Interpretive Summary: Most major honey-producing countries except the U.S. have certification laws for their honey. Lacking certification, U.S. honey cannot be exported to many other countries, and cheaper foreign honey may be substituted for domestic honey. Certification of honey is largely based on the identification of predominant pollen types found in honey. Analysis of pollen in 37 honey samples from East Texas revealed that half of the honey samples contained 31-40 pollen types, indicating a high diversity of botanical origin (mixed floral), whereas three honey samples were unifloral Berchemia scandens. Rattanvine (Berchemia scandens), black willow (Salix nigra), and poison ivy (Toxicodendron radicans) occurred in over 50% of the samples. Certification of U.S. honey by analysis of pollen types will increase the economic potential of U.S. honey in the global market.

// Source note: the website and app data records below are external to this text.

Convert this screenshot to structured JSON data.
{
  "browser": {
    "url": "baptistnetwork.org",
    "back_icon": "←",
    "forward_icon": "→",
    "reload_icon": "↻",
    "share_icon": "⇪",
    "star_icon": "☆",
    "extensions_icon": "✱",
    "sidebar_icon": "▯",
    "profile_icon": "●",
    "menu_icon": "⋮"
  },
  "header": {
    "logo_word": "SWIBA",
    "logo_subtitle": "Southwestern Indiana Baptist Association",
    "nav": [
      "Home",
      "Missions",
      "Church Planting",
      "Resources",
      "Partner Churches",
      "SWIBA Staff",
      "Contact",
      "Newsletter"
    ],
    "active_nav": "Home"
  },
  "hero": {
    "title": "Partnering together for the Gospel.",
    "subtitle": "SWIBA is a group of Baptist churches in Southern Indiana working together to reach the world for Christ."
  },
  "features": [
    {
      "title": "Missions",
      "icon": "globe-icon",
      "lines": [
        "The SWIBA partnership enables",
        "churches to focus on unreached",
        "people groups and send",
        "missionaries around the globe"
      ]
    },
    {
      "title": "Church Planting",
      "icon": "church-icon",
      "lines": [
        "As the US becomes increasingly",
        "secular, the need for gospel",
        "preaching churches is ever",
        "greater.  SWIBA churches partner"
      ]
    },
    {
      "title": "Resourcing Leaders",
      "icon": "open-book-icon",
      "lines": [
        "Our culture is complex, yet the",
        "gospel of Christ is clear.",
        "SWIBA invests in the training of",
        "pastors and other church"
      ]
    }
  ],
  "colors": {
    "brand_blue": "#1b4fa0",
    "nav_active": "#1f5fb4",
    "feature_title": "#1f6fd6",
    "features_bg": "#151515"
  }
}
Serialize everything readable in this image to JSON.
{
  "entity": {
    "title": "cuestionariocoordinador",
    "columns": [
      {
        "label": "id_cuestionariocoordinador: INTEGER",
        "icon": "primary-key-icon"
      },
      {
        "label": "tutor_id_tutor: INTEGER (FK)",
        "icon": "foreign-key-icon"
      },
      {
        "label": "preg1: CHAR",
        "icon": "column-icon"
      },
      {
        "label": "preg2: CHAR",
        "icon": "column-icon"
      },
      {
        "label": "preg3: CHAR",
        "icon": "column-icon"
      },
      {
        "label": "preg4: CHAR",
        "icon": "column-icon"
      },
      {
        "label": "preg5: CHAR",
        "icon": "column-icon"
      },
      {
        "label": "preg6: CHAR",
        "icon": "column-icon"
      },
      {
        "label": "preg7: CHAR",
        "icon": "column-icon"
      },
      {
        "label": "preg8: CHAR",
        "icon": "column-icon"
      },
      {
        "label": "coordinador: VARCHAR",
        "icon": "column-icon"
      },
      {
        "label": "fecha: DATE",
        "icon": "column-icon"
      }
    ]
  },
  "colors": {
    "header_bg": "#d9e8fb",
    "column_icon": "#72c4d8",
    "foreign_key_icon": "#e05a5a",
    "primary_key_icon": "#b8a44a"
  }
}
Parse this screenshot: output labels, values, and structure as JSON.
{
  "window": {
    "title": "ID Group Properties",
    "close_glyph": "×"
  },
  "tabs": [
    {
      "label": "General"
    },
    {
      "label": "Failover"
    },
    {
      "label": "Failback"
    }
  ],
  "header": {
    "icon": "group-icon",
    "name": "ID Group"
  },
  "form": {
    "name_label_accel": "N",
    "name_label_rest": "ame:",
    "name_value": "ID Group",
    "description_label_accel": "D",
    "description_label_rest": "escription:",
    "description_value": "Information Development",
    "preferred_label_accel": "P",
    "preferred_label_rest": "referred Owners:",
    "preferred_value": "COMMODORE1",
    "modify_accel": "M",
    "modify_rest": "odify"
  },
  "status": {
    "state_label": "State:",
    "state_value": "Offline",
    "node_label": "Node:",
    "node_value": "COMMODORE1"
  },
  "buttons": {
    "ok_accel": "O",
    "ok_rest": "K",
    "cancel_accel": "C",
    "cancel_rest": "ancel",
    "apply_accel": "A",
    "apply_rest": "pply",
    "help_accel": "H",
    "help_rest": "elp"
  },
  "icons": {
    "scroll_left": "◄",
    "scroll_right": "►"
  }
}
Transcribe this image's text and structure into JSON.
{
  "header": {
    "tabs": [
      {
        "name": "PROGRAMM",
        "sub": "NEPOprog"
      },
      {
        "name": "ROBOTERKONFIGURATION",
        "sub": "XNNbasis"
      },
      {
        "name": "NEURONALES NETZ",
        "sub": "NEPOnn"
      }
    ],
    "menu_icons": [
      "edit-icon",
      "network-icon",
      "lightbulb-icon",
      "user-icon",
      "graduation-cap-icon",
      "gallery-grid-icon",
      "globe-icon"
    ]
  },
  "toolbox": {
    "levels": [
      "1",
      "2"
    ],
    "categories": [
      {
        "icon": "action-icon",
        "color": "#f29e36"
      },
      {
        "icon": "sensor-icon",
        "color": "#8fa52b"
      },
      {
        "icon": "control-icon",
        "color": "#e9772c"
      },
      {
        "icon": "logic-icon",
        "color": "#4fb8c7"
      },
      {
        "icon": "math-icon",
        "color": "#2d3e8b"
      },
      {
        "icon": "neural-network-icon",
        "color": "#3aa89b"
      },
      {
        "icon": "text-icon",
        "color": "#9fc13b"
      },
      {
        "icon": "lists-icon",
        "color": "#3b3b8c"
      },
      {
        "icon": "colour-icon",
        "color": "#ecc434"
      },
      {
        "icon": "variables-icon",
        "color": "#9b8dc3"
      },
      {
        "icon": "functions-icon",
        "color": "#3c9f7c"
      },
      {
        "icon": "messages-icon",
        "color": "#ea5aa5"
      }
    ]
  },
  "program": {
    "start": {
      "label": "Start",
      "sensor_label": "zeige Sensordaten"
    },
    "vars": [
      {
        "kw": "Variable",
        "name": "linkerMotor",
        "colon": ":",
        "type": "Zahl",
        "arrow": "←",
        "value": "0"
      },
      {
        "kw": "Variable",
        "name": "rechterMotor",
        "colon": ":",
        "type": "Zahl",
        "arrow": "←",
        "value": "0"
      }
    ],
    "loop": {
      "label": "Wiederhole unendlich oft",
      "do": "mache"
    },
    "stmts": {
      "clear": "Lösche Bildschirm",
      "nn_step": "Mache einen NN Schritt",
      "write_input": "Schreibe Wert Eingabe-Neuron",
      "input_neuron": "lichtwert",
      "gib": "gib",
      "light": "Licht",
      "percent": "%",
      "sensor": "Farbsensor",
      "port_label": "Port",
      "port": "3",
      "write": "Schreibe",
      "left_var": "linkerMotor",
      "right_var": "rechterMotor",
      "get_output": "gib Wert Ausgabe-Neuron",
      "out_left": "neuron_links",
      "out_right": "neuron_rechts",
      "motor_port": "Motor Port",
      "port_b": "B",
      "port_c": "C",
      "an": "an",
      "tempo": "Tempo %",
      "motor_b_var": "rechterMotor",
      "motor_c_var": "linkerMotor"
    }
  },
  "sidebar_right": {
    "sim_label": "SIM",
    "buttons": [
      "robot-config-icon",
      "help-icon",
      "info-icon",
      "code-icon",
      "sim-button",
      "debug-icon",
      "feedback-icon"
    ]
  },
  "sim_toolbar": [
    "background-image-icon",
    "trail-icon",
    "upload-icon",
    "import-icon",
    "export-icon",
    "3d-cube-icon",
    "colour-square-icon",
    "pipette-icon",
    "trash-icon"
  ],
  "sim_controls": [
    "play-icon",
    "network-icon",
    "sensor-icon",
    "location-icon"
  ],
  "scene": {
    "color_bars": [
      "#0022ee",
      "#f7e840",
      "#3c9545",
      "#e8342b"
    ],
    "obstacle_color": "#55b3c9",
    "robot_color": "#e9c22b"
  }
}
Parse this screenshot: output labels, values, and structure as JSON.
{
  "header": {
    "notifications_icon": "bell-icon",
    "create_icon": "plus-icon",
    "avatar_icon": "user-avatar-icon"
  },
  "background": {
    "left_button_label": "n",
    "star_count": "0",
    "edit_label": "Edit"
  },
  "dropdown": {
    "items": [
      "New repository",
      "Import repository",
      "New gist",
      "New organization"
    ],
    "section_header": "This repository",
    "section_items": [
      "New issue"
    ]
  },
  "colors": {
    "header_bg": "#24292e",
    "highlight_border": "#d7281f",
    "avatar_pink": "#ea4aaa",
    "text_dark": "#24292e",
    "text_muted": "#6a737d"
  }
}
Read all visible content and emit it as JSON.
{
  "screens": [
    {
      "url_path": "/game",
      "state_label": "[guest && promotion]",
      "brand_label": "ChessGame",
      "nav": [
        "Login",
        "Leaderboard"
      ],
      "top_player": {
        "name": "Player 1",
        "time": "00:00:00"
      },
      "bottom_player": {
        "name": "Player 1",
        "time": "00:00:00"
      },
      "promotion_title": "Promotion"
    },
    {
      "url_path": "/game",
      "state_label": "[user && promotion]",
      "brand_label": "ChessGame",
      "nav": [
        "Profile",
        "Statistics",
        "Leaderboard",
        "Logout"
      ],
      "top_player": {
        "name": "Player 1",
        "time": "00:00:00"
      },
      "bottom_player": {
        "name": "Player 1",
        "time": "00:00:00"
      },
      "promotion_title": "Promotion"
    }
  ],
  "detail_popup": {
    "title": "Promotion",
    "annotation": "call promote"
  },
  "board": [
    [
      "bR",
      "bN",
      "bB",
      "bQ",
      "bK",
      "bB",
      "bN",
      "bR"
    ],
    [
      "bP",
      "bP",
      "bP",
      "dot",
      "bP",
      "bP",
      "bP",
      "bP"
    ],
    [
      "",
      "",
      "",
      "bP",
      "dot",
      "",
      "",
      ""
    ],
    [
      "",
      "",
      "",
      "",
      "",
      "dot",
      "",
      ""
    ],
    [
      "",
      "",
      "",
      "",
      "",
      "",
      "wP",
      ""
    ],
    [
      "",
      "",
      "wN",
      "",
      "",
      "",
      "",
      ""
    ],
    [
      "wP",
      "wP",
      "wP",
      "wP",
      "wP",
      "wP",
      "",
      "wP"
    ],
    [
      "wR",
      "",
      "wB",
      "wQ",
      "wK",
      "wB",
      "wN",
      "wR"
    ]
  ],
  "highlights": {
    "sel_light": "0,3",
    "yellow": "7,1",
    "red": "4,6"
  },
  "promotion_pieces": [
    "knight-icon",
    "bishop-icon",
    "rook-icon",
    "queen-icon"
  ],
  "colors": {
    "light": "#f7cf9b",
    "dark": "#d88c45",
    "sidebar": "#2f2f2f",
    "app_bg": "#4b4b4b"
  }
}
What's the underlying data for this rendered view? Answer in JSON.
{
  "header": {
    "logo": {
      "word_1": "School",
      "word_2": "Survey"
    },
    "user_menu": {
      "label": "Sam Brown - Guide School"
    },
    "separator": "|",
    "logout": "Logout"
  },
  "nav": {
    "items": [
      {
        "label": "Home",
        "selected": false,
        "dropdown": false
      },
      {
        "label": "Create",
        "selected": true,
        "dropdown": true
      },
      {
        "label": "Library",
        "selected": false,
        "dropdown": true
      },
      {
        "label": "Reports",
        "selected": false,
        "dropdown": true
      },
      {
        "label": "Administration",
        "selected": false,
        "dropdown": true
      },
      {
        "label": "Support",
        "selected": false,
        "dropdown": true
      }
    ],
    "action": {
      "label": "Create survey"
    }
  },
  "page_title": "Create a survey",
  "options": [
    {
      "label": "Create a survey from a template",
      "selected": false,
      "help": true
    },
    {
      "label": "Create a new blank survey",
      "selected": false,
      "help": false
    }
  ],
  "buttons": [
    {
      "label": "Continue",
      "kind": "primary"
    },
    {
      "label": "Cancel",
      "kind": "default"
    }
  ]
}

Technical Abstract: Since the beginning of honey production, certain honey types are preferred because they taste better, are better for cooking, or do not rapidly crystallize. Because some honey types are preferred over others, these preferred types are in high demand and are sold at higher prices. One of the goals of melissopalynology is to determine the floral sources utilized by honeybees in the production of honey. The pollen of 37 honey samples from East Texas were examined. Pollen was recovered from the honey by using an alcohol-dilution method. Overall, 431 taxa identified into 61 families, 104 genera, and 85 species were found in the honey samples. The number of pollen taxa per sample varied between 17 (Gregg-str) - 52 (Chambers and Liberty Co.). Half of the East Texas honey samples contained 31-40 pollen types, indicating a high diversity in botanical origin. From the frequency of occurrence and the relative frequency, three taxa were found >50% of the samples and are the most important: Berchemia scandens, Salix nigra, and Toxicodendron radicans. Berchemia scandens was found in 89% of the samples and was a predominant type in three honey samples and an important secondary type in 14 of the 37 East Texas honey. Both Salix nigra and Toxicodendron radicans pollen had a frequency of occurrence of 83%, and each was found in 30 of the 36 samples. Neither taxon occurred as a predominant or secondary type. Three of the honey samples were Berchemia scandens unifloral honey and the rest were mixed floral honey. To differentiate honey of the lower 48 States of the U.S.A. from other countries of the world, the honey from each state must be analyzed. Prior to this, the amount of putting similar taxa together into one classification must be determined. By examining the pollen in honey, researchers and beekeepers can determine which habitats the honeybees visited, on which plants the honeybees used as food sources, if the honeybees are visited row crops and orchards, and their role in pollination of those plants. Furthermore, to differentiate honey of the lower 48 U.S.A. States from honey of other countries, the source of the honey must be determined by the pollen within the honey. Only by analyzing the pollen in the honey of the U.S.A. can it be reliably differentiated from foreign honey that is being sold as produced in the U.S.A.